Which One Should You Choose?
Here comes the tough part - picking one. Each system, big and small, has its own merits and is best suited for a wide range of users. But why pony up for a full frame DSLR when a mirrorless will serve all of your needs just fine? Here are some guidelines, based on the primary photographic interest of whomever you're shopping for.
Professional Sports: You're best off sticking with a DSLR at the moment. Small cameras with big sensors like the NEX-7 will do the job, but they're no match in speed, reliability and handling for a full-fledged DSLR. Either way you go, a viewfinder is practically essential. It will you keep the camera steady as you shoot and will be much easier to use for composition in bright outdoor conditions.
Landscapes and Travel: If you can shell out the big bucks, a full frame sensor with a wide dynamic range and color depth is ideal. However, an Olympus Pen or Panasonic GF Micro Four Thirds camera will serve these needs just fine with a lot less bulk, and both systems offer an array of in-camera processing tools for more creative options.
Kids and Youth Sports: A small camera with a big sensor can do the job, but something with phase detection that can track moving objects perfectly would be the better choice. Look at entry-level DSLRs like the Canon EOS T3i and Nikon D3100. You'll be able to keep up with the kids on the soccer field and upgrade lenses whenever you're ready.
Food: You can use any camera for this as long as you have the right lighting. You should spring for something with great color depth, such as the Nikon D7000. However, the budding food critic and photographer may be shooting in a dim restaurant without flash. Small camera bodies will be easier to tote without attracting attention. Choose one with class-leading noise performance to get the most out of low light situations - the Olympus E-P3 is a solid option.
Studio: Studios are typically equipped with DSLRs. Without concerns of weight and bulk, you're better off buying a traditional DSLR and a great lens rather than splurging on the latest, chic-est mirrorless camera. An optical viewfinder will provide more precision that the current electronic counterparts.
Keep all this in mind when you're ready to make the purchase and you'll be well on your way to obtaining the right large sensor camera.
more than 100 focused websites providing quick access to a deep store of

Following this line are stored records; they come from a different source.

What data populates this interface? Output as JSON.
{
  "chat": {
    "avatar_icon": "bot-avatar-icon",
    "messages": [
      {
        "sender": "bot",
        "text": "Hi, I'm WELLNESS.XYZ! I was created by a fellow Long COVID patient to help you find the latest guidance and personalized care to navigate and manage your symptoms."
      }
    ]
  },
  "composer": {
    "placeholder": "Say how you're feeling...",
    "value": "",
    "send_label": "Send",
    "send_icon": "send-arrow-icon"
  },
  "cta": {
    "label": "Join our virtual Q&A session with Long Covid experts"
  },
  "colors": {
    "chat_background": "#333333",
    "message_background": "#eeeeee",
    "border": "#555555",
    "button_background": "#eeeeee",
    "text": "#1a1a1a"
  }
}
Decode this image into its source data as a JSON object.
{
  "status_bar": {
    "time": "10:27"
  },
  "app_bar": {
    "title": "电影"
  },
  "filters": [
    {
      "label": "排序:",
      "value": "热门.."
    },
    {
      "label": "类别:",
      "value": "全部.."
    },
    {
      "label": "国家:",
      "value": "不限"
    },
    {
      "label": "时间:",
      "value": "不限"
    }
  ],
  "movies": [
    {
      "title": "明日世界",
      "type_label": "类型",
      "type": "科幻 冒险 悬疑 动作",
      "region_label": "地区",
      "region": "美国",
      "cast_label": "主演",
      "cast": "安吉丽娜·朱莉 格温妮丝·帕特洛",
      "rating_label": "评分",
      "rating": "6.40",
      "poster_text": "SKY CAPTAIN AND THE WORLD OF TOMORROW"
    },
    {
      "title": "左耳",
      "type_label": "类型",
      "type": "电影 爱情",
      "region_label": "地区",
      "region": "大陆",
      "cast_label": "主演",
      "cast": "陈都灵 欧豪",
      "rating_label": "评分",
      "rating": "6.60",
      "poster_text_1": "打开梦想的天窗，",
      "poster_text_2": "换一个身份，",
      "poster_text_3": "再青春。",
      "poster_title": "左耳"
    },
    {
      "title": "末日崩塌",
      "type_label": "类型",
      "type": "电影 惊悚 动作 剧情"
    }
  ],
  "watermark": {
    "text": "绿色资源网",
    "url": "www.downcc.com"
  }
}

news, advice and analysis about the technologies, products and processes crucial
to the jobs of IT pros.
All Rights Reserved, Copyright 2000 - 2015, TechTarget | Read our Privacy Statement